Look through the material below and show every line with the word "this".

(DATA UNDER STUDY Opens)

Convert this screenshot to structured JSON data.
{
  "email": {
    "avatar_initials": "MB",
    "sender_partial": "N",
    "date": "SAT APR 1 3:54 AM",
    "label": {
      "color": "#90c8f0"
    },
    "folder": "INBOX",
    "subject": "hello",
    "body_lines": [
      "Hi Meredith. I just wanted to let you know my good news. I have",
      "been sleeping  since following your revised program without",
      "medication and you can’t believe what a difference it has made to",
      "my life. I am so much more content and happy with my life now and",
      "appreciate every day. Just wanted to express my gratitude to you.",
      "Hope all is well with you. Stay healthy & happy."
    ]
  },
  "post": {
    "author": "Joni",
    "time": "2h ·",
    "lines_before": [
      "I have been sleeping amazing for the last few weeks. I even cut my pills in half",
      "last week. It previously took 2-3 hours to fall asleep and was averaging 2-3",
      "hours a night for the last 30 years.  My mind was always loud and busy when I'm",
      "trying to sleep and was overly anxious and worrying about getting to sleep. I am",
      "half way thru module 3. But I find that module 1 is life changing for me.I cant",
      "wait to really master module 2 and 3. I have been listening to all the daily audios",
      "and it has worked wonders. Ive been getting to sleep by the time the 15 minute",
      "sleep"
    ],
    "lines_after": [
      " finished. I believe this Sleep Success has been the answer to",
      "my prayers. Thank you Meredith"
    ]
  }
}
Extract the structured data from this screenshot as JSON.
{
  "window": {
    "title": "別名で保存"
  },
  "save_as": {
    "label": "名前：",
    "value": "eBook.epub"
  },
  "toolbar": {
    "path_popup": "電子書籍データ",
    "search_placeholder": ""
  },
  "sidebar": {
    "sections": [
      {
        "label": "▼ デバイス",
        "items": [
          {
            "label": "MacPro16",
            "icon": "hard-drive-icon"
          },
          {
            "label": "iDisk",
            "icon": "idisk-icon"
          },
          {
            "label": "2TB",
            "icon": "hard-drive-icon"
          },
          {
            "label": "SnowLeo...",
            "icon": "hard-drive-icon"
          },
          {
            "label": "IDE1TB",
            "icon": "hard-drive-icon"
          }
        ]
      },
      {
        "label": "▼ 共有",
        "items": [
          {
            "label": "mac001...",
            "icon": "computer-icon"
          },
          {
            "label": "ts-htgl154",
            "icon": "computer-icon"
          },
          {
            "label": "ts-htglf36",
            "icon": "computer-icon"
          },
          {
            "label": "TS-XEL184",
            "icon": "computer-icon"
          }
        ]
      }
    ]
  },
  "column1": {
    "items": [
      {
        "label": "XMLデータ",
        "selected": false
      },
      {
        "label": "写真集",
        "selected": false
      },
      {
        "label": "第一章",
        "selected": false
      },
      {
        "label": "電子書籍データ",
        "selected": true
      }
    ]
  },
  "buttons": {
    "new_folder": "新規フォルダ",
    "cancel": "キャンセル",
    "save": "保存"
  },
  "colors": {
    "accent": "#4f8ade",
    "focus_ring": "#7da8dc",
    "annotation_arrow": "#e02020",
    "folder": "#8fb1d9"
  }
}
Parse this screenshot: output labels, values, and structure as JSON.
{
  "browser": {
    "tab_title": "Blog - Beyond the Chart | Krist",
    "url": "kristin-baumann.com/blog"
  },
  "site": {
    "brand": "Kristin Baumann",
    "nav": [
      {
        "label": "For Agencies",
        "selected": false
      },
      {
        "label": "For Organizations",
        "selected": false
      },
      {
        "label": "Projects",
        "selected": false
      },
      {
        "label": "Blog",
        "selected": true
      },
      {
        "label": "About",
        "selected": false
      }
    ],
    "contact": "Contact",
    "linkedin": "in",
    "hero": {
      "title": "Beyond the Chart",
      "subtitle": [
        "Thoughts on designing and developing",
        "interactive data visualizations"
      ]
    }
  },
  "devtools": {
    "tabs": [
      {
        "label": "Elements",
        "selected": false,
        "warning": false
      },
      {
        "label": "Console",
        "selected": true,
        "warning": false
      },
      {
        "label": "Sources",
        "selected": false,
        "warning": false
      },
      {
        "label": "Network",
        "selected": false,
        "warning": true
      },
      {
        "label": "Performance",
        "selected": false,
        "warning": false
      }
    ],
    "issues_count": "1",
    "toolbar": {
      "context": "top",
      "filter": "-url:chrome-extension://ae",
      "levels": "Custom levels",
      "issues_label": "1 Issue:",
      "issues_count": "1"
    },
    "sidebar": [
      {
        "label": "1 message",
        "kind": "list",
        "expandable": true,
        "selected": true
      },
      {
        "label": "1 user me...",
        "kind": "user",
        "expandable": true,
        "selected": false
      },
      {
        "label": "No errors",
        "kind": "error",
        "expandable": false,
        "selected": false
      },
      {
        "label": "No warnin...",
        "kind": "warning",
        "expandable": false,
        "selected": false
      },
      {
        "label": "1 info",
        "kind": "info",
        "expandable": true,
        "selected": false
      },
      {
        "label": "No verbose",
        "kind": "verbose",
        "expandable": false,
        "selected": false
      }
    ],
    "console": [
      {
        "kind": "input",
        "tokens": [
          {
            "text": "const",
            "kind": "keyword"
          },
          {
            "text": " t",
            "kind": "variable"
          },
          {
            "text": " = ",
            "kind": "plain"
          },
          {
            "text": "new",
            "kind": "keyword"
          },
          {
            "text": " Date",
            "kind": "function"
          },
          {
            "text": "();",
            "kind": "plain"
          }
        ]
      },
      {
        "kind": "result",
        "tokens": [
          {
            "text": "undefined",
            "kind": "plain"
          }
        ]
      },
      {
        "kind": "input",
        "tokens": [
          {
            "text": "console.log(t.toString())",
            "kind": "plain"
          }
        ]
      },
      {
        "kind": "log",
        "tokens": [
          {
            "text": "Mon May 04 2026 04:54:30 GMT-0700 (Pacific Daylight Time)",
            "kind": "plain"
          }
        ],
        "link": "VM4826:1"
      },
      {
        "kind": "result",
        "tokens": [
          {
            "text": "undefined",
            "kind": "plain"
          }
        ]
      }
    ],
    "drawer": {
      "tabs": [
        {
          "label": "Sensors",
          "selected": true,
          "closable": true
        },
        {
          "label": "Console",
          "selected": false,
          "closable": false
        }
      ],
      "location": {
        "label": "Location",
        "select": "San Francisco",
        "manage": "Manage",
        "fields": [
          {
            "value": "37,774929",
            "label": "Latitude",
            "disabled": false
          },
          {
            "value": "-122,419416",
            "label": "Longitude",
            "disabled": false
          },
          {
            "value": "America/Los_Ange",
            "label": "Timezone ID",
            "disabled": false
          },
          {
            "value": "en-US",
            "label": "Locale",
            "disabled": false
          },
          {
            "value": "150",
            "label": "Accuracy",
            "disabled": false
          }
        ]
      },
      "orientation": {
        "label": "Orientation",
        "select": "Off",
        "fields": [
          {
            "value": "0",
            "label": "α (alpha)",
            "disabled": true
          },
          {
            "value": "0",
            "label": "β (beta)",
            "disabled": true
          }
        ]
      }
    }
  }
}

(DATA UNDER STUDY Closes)

PROBLEM SOLUTION
Convert this screenshot to structured JSON data.
      " finished. I believe this Sleep Success has been the answer to",
Extract the structured data from this screenshot as JSON.
Parse this screenshot: output labels, values, and structure as JSON.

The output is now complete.